I don’t know what it’s like at your office, but at the Securities and Exchange Commission, Valentine’s Day is a big deal. Staffers frequently beat suitors off with a stick and on February 14, the deliveries of candy, chocolates, flower arrangements, and edible undies do not stop. So when workers were notified just days before the big day that moving forward, such shipments were banned, there was no way they were going to take the news lying down. Read more »
Nobody Tells The SEC It Can’t Be On The Receiving End Of Valentine’s Day Flowers And Gets Away With ItBy Bess Levin
Goldman Sachs has faced a bizarre protest by a former employee representing what he claims is a union for the bank’s former and current staff in the country set up after a round of job cuts.
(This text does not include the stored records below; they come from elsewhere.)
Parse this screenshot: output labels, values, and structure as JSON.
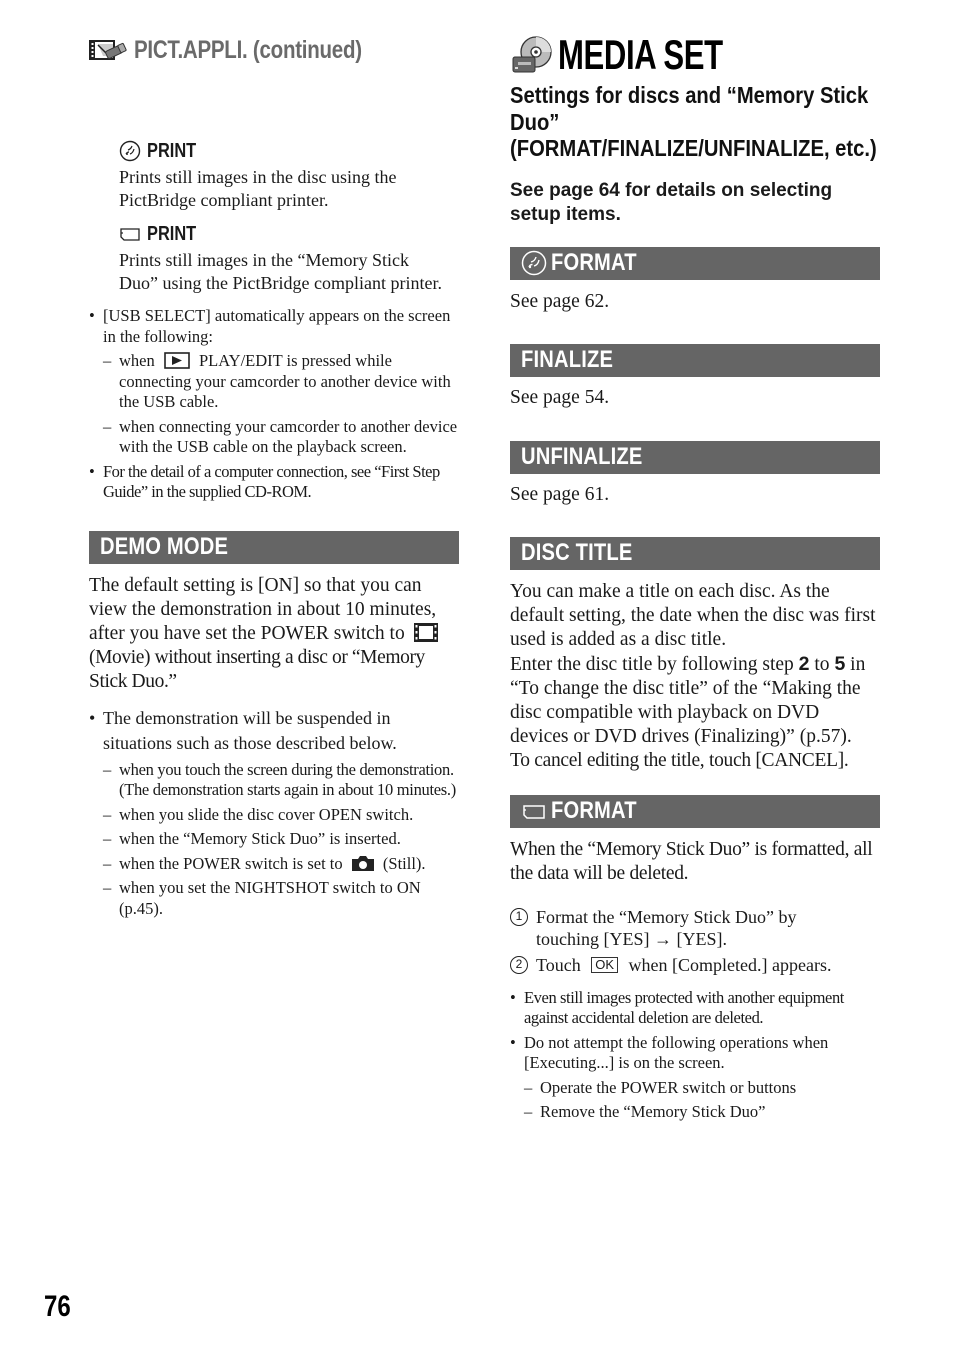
{
  "page_number": "76",
  "left_column": {
    "continued_header": {
      "icon": "pict-appli-icon",
      "title": "PICT.APPLI. (continued)"
    },
    "print_items": [
      {
        "icon": "disc-icon",
        "label": "PRINT",
        "text": "Prints still images in the disc using the PictBridge compliant printer."
      },
      {
        "icon": "memory-stick-icon",
        "label": "PRINT",
        "text": "Prints still images in the “Memory Stick Duo” using the PictBridge compliant printer."
      }
    ],
    "notes": [
      {
        "text": "[USB SELECT] automatically appears on the screen in the following:",
        "sub": [
          {
            "before": "when",
            "icon": "play-edit-icon",
            "after": "PLAY/EDIT is pressed while connecting your camcorder to another device with the USB cable."
          },
          {
            "text": "when connecting your camcorder to another device with the USB cable on the playback screen."
          }
        ]
      },
      {
        "text": "For the detail of a computer connection, see “First Step Guide” in the supplied CD-ROM."
      }
    ],
    "demo_mode": {
      "heading": "DEMO MODE",
      "body_before_icon": "The default setting is [ON] so that you can view the demonstration in about 10 minutes, after you have set the POWER switch to",
      "body_icon": "movie-icon",
      "body_after_icon": "(Movie) without inserting a disc or “Memory Stick Duo.”",
      "bullet": "The demonstration will be suspended in situations such as those described below.",
      "situations": [
        {
          "text": "when you touch the screen during the demonstration. (The demonstration starts again in about 10 minutes.)"
        },
        {
          "text": "when you slide the disc cover OPEN switch."
        },
        {
          "text": "when the “Memory Stick Duo” is inserted."
        },
        {
          "before": "when the POWER switch is set to",
          "icon": "camera-icon",
          "after": "(Still)."
        },
        {
          "text": "when you set the NIGHTSHOT switch to ON (p.45)."
        }
      ]
    }
  },
  "right_column": {
    "main_header": {
      "icon": "media-set-icon",
      "title": "MEDIA SET"
    },
    "subtitle": "Settings for discs and “Memory Stick Duo” (FORMAT/FINALIZE/UNFINALIZE, etc.)",
    "subtitle_lines": [
      "Settings for discs and “Memory Stick",
      "Duo”",
      "(FORMAT/FINALIZE/UNFINALIZE, etc.)"
    ],
    "see_page_note": "See page 64 for details on selecting setup items.",
    "sections": {
      "format_disc": {
        "icon": "disc-icon",
        "heading": "FORMAT",
        "body": "See page 62."
      },
      "finalize": {
        "heading": "FINALIZE",
        "body": "See page 54."
      },
      "unfinalize": {
        "heading": "UNFINALIZE",
        "body": "See page 61."
      },
      "disc_title": {
        "heading": "DISC TITLE",
        "para1": "You can make a title on each disc. As the default setting, the date when the disc was first used is added as a disc title.",
        "para2_before": "Enter the disc title by following step",
        "step_from": "2",
        "para2_mid": "to",
        "step_to": "5",
        "para2_after": "in “To change the disc title” of the “Making the disc compatible with playback on DVD devices or DVD drives (Finalizing)” (p.57).",
        "para3": "To cancel editing the title, touch [CANCEL]."
      },
      "format_memory_stick": {
        "icon": "memory-stick-icon",
        "heading": "FORMAT",
        "intro": "When the “Memory Stick Duo” is formatted, all the data will be deleted.",
        "steps": [
          {
            "num": "1",
            "text": "Format the “Memory Stick Duo” by touching [YES] → [YES]."
          },
          {
            "num": "2",
            "before": "Touch",
            "button": "OK",
            "after": "when [Completed.] appears."
          }
        ],
        "notes": [
          {
            "text": "Even still images protected with another equipment against accidental deletion are deleted."
          },
          {
            "text": "Do not attempt the following operations when [Executing...] is on the screen.",
            "sub": [
              "Operate the POWER switch or buttons",
              "Remove the “Memory Stick Duo”"
            ]
          }
        ]
      }
    }
  },
  "colors": {
    "section_bar": "#656565",
    "continued_title": "#6a6a6a",
    "text": "#1a1a1a"
  }
}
Wearing a mask and using a pseudonym to hide his identity, a man purporting to be a representative of the Goldman Sachs Japan Employee Union held a press conference with foreign journalists on Thursday in Tokyo. The National Union of General Workers, a multi-industry labour group, has confirmed that the Goldman union was set up under its umbrella. It has not disclosed number of staff who are members or the identity of the man holding the press conference. “We are fighting for our jobs,” said the man, using the pseudonym Adam Lee. “This mask represents the faceless entities that you find … The nameless faces are just … something that they crunch, like a number … When they want to downsize, they cast aside these nameless faces.” [FT]
We haven’t seen the video of the MSNBC interview when Sorkin had some less than flattering things to say about the unions, but his words of contrition should tug on the heart strings of union employees everywhere.
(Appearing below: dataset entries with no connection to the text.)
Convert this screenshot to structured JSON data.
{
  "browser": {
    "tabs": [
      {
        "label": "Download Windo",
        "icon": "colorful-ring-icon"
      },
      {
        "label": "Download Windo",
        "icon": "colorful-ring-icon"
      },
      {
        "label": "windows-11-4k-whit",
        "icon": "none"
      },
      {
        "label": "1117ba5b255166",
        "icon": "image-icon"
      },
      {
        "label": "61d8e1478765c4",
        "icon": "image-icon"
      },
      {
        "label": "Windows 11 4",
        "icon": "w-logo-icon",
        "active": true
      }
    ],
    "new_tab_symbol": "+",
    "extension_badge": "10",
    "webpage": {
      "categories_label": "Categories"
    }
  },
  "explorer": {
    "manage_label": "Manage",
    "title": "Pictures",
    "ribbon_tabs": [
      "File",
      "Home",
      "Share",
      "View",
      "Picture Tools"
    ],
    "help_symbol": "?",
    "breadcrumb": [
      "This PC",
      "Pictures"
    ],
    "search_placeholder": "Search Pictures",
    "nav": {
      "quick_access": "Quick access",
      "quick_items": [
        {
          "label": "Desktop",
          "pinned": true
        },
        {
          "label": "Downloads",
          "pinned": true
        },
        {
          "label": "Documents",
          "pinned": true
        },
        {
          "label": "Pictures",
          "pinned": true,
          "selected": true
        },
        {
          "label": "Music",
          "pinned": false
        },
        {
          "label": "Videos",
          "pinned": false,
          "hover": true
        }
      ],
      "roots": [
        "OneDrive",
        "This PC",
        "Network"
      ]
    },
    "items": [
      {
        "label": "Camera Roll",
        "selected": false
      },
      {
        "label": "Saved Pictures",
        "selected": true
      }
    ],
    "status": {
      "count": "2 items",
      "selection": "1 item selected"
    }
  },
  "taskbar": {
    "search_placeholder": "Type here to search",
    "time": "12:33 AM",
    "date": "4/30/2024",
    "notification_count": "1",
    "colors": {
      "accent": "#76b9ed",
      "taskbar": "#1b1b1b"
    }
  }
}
I did not mean to suggest that there are literally no successful companies that employ union workers. Of course there are! Your readers have provided a good list (though I might quibble with some of the names.)
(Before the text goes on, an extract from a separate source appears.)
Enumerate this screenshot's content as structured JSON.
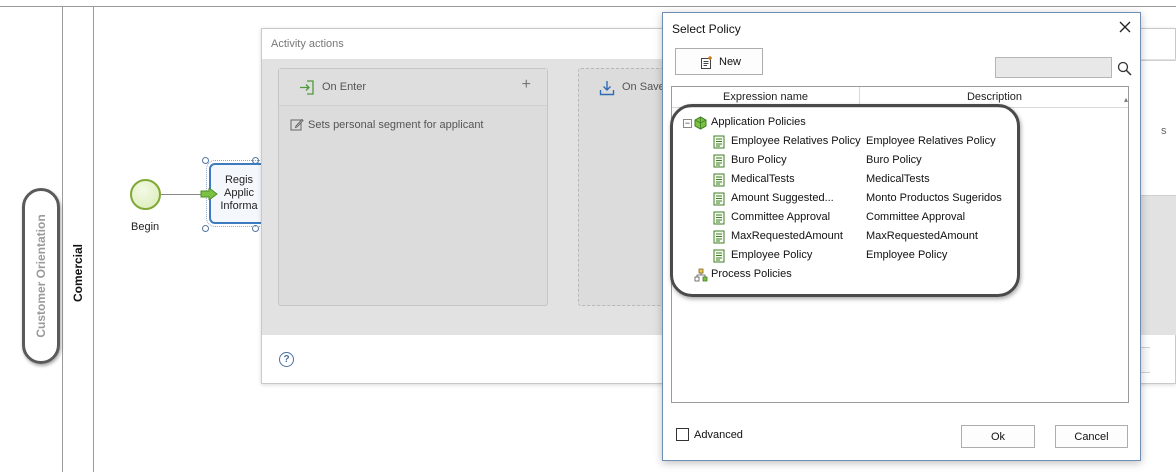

I made the unscripted comment with my financial columnist hat on in the context of the problems at GM. That’s what the discussion was about on the program. And when you look at some of the once great iconic American industries that have faltered — automobiles, airlines, steel, apparel, etc — there is a fair question worth asking about whether those industries were helped or hurt by their unions. But let’s leave that debate for another day